**TASK GOAL**
Return the full listing, keeping every line exactly as it is.

**DATA EXTRACT**
=== Begin Enclosure ===
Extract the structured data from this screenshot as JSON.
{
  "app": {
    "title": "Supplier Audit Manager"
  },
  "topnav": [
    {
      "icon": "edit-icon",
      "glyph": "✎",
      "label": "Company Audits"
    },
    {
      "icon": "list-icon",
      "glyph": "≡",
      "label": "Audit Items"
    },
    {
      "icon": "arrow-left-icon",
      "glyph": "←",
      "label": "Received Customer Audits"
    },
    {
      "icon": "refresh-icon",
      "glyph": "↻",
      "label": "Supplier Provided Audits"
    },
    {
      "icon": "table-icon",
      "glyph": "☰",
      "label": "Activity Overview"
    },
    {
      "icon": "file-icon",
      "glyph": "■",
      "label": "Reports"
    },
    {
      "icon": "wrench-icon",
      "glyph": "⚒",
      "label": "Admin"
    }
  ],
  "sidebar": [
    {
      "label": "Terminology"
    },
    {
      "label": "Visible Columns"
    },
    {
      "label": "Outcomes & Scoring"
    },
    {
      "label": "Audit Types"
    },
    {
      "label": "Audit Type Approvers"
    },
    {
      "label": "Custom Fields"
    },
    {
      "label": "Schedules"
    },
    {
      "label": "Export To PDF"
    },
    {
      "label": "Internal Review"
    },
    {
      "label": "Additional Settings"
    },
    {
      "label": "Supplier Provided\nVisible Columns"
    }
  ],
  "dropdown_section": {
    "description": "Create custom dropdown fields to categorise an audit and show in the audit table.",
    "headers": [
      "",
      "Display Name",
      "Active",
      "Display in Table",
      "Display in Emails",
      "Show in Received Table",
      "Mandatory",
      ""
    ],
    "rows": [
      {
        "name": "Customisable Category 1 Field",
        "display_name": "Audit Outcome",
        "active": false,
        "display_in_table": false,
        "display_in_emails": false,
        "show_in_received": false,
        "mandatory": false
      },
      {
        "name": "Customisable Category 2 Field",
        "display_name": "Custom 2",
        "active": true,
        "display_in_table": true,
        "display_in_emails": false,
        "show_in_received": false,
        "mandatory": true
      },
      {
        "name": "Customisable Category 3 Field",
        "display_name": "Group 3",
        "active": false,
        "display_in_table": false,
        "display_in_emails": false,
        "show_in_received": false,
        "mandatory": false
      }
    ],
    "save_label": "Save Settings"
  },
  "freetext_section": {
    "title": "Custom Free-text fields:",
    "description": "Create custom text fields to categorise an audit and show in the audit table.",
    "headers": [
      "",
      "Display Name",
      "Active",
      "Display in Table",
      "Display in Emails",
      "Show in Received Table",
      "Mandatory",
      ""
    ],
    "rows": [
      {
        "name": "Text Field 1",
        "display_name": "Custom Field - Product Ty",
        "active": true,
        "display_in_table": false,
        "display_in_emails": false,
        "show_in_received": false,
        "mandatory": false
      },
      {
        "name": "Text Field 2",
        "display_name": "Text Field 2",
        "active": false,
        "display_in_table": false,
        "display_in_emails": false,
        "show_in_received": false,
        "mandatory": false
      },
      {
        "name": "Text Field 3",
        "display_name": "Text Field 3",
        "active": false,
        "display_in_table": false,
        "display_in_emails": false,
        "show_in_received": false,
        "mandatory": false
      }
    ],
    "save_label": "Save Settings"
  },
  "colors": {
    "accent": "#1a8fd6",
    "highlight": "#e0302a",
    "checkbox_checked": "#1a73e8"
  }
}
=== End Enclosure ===
**SOLUTION TO THE EXERCISE**
Extract the structured data from this screenshot as JSON.
{
  "app": {
    "title": "Supplier Audit Manager"
  },
  "topnav": [
    {
      "icon": "edit-icon",
      "glyph": "✎",
      "label": "Company Audits"
    },
    {
      "icon": "list-icon",
      "glyph": "≡",
      "label": "Audit Items"
    },
    {
      "icon": "arrow-left-icon",
      "glyph": "←",
      "label": "Received Customer Audits"
    },
    {
      "icon": "refresh-icon",
      "glyph": "↻",
      "label": "Supplier Provided Audits"
    },
    {
      "icon": "table-icon",
      "glyph": "☰",
      "label": "Activity Overview"
    },
    {
      "icon": "file-icon",
      "glyph": "■",
      "label": "Reports"
    },
    {
      "icon": "wrench-icon",
      "glyph": "⚒",
      "label": "Admin"
    }
  ],
  "sidebar": [
    {
      "label": "Terminology"
    },
    {
      "label": "Visible Columns"
    },
    {
      "label": "Outcomes & Scoring"
    },
    {
      "label": "Audit Types"
    },
    {
      "label": "Audit Type Approvers"
    },
    {
      "label": "Custom Fields"
    },
    {
      "label": "Schedules"
    },
    {
      "label": "Export To PDF"
    },
    {
      "label": "Internal Review"
    },
    {
      "label": "Additional Settings"
    },
    {
      "label": "Supplier Provided\nVisible Columns"
    }
  ],
  "dropdown_section": {
    "description": "Create custom dropdown fields to categorise an audit and show in the audit table.",
    "headers": [
      "",
      "Display Name",
      "Active",
      "Display in Table",
      "Display in Emails",
      "Show in Received Table",
      "Mandatory",
      ""
    ],
    "rows": [
      {
        "name": "Customisable Category 1 Field",
        "display_name": "Audit Outcome",
        "active": false,
        "display_in_table": false,
        "display_in_emails": false,
        "show_in_received": false,
        "mandatory": false
      },
      {
        "name": "Customisable Category 2 Field",
        "display_name": "Custom 2",
        "active": true,
        "display_in_table": true,
        "display_in_emails": false,
        "show_in_received": false,
        "mandatory": true
      },
      {
        "name": "Customisable Category 3 Field",
        "display_name": "Group 3",
        "active": false,
        "display_in_table": false,
        "display_in_emails": false,
        "show_in_received": false,
        "mandatory": false
      }
    ],
    "save_label": "Save Settings"
  },
  "freetext_section": {
    "title": "Custom Free-text fields:",
    "description": "Create custom text fields to categorise an audit and show in the audit table.",
    "headers": [
      "",
      "Display Name",
      "Active",
      "Display in Table",
      "Display in Emails",
      "Show in Received Table",
      "Mandatory",
      ""
    ],
    "rows": [
      {
        "name": "Text Field 1",
        "display_name": "Custom Field - Product Ty",
        "active": true,
        "display_in_table": false,
        "display_in_emails": false,
        "show_in_received": false,
        "mandatory": false
      },
      {
        "name": "Text Field 2",
        "display_name": "Text Field 2",
        "active": false,
        "display_in_table": false,
        "display_in_emails": false,
        "show_in_received": false,
        "mandatory": false
      },
      {
        "name": "Text Field 3",
        "display_name": "Text Field 3",
        "active": false,
        "display_in_table": false,
        "display_in_emails": false,
        "show_in_received": false,
        "mandatory": false
      }
    ],
    "save_label": "Save Settings"
  },
  "colors": {
    "accent": "#1a8fd6",
    "highlight": "#e0302a",
    "checkbox_checked": "#1a73e8"
  }
}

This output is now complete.